Jeremiah Dixon was born in Cockfield, in the English county of Durham. He was the fifth of seven children born to George Dixon and Mary Hunter. His father was a wealthy coal mine owner, and Dixon became interested in astronomy and mathematics during his education, interests that would define his career.
He first served as an assistant to Charles Mason in 1761, when the two travelled to Cape of Good Hope to observe the Transit of Venus, but the pair were equals on their most famous deed: surveying the borders of Pennsylvania and Maryland, which would afterwards be known as the Mason-Dixon Line.
It is the single greatest scandal to have ever touched the office of the President of the United States: Richard Nixon was impeached by Congress. Which is to say, he was charged with criminal offences related to his office. More specifically, the charges related to his role in the Watergate scandal and its attendant (and failed) cover-up.
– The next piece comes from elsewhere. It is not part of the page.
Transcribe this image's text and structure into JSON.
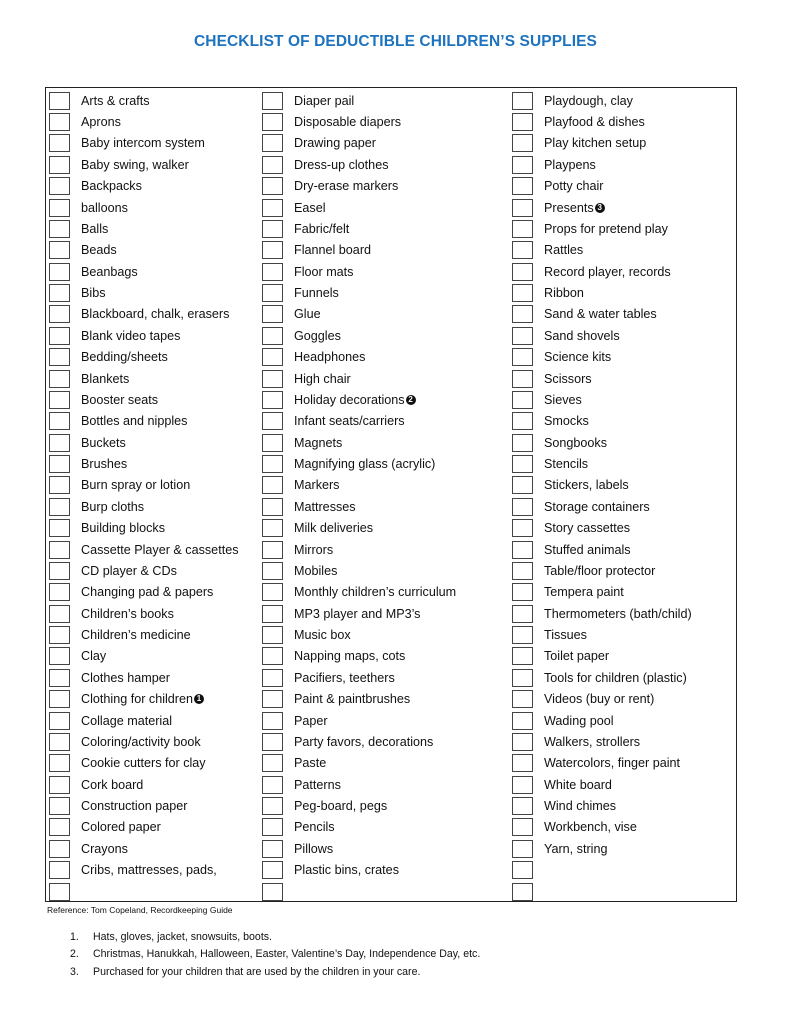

In little more than a fortnight, Nixon would resign the Presidency in shame, and his hand-picked successor would immediately give him the quid pro quo of a pardon that also covered Nixon for “crimes yet to be discovered.” This allowed Nixon to avoid actually facing the charges against him, and made him one of the few people to have been pardoned for crimes he was never convicted of, or even tried for; and also did untold damage to the institution of the Presidency, which would never again be as respected as it had been before 1973.
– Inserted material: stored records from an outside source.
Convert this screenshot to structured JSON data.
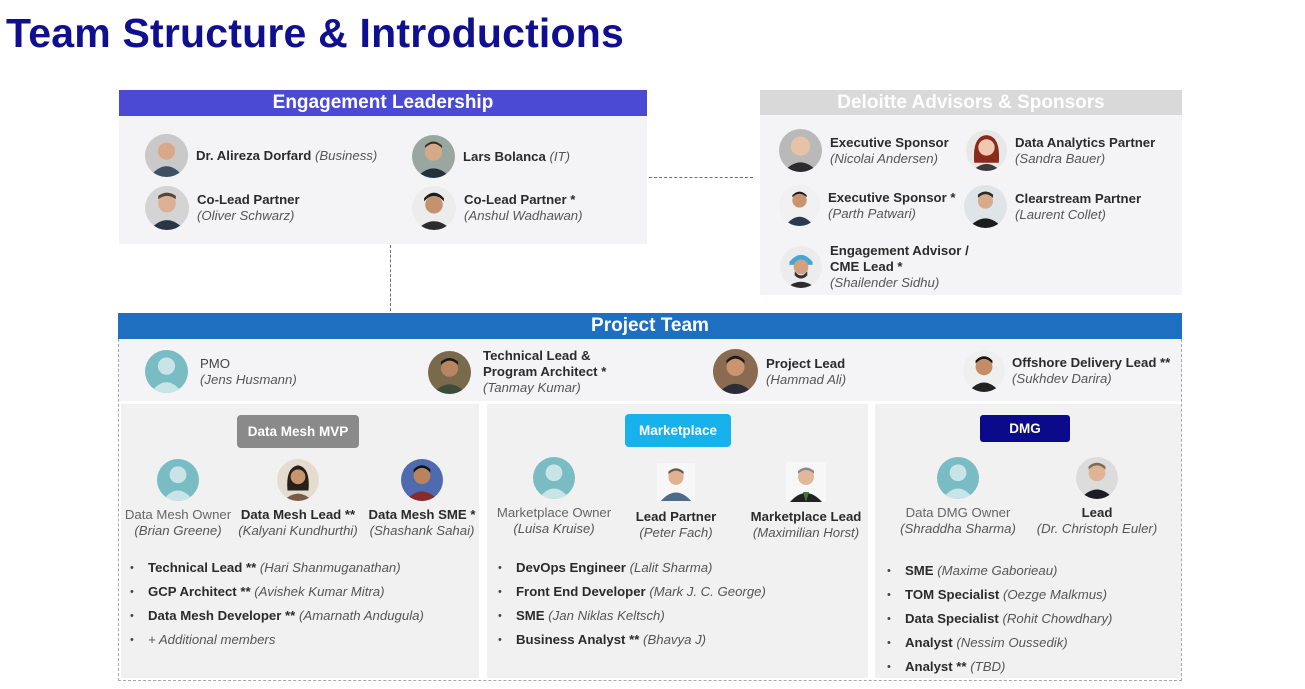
{
  "title": "Team Structure & Introductions",
  "colors": {
    "title": "#0f0f8f",
    "engagement_header": "#4a4ad4",
    "advisors_header": "#d9d9d9",
    "project_header": "#1f6fc0",
    "data_mesh_btn": "#8a8a8a",
    "marketplace_btn": "#17b1ec",
    "dmg_btn": "#0a0a8a"
  },
  "engagement": {
    "header": "Engagement Leadership",
    "people": [
      {
        "role": "Dr. Alireza Dorfard",
        "name": "(Business)"
      },
      {
        "role": "Lars Bolanca",
        "name": "(IT)"
      },
      {
        "role": "Co-Lead Partner",
        "name": "(Oliver Schwarz)"
      },
      {
        "role": "Co-Lead Partner *",
        "name": "(Anshul Wadhawan)"
      }
    ]
  },
  "advisors": {
    "header": "Deloitte Advisors & Sponsors",
    "people": [
      {
        "role": "Executive Sponsor",
        "name": "(Nicolai Andersen)"
      },
      {
        "role": "Data Analytics Partner",
        "name": "(Sandra Bauer)"
      },
      {
        "role": "Executive Sponsor *",
        "name": "(Parth Patwari)"
      },
      {
        "role": "Clearstream Partner",
        "name": "(Laurent Collet)"
      },
      {
        "role_line1": "Engagement Advisor /",
        "role_line2": "CME Lead *",
        "name": "(Shailender Sidhu)"
      }
    ]
  },
  "project": {
    "header": "Project Team",
    "leads": [
      {
        "role": "PMO",
        "name": "(Jens Husmann)"
      },
      {
        "role_line1": "Technical Lead &",
        "role_line2": "Program Architect *",
        "name": "(Tanmay Kumar)"
      },
      {
        "role": "Project Lead",
        "name": "(Hammad Ali)"
      },
      {
        "role": "Offshore Delivery Lead **",
        "name": "(Sukhdev Darira)"
      }
    ]
  },
  "data_mesh": {
    "label": "Data Mesh MVP",
    "people": [
      {
        "role": "Data Mesh Owner",
        "name": "(Brian Greene)"
      },
      {
        "role": "Data Mesh Lead **",
        "name": "(Kalyani Kundhurthi)"
      },
      {
        "role": "Data Mesh SME *",
        "name": "(Shashank Sahai)"
      }
    ],
    "members": [
      {
        "role": "Technical Lead **",
        "name": "(Hari Shanmuganathan)"
      },
      {
        "role": "GCP Architect **",
        "name": "(Avishek Kumar Mitra)"
      },
      {
        "role": "Data Mesh Developer **",
        "name": "(Amarnath Andugula)"
      }
    ],
    "additional": "+ Additional members"
  },
  "marketplace": {
    "label": "Marketplace",
    "people": [
      {
        "role": "Marketplace Owner",
        "name": "(Luisa Kruise)"
      },
      {
        "role": "Lead Partner",
        "name": "(Peter Fach)"
      },
      {
        "role": "Marketplace Lead",
        "name": "(Maximilian Horst)"
      }
    ],
    "members": [
      {
        "role": "DevOps Engineer",
        "name": "(Lalit Sharma)"
      },
      {
        "role": "Front End Developer",
        "name": "(Mark J. C. George)"
      },
      {
        "role": "SME",
        "name": "(Jan Niklas Keltsch)"
      },
      {
        "role": "Business Analyst **",
        "name": "(Bhavya J)"
      }
    ]
  },
  "dmg": {
    "label": "DMG",
    "people": [
      {
        "role": "Data DMG Owner",
        "name": "(Shraddha Sharma)"
      },
      {
        "role": "Lead",
        "name": "(Dr. Christoph Euler)"
      }
    ],
    "members": [
      {
        "role": "SME",
        "name": "(Maxime Gaborieau)"
      },
      {
        "role": "TOM Specialist",
        "name": "(Oezge Malkmus)"
      },
      {
        "role": "Data Specialist",
        "name": "(Rohit Chowdhary)"
      },
      {
        "role": "Analyst",
        "name": "(Nessim Oussedik)"
      },
      {
        "role": "Analyst **",
        "name": "(TBD)"
      }
    ]
  }
}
Robespierre and Louis Saint-Just were among the leading lights of the French Revolution. Both of them were active participants in the Revolution, and the Reign of Terror that followed it. Robespierre in particular was a major architect of the Terror.
A couple of years into the revolutionary calendar, and about nine months into the Terror, on 9 Thermidor – July 27 – a reaction to the excesses of the Terror occurred. Robespierre, who had become increasingly isolated politically, while at the same time concentrating power in his own hands. For a number of reasons – political, practical and personal – many of the other revolutionaries turned against him. He was arrested, and executed the following day along with Saint-Just and twenty other supporters.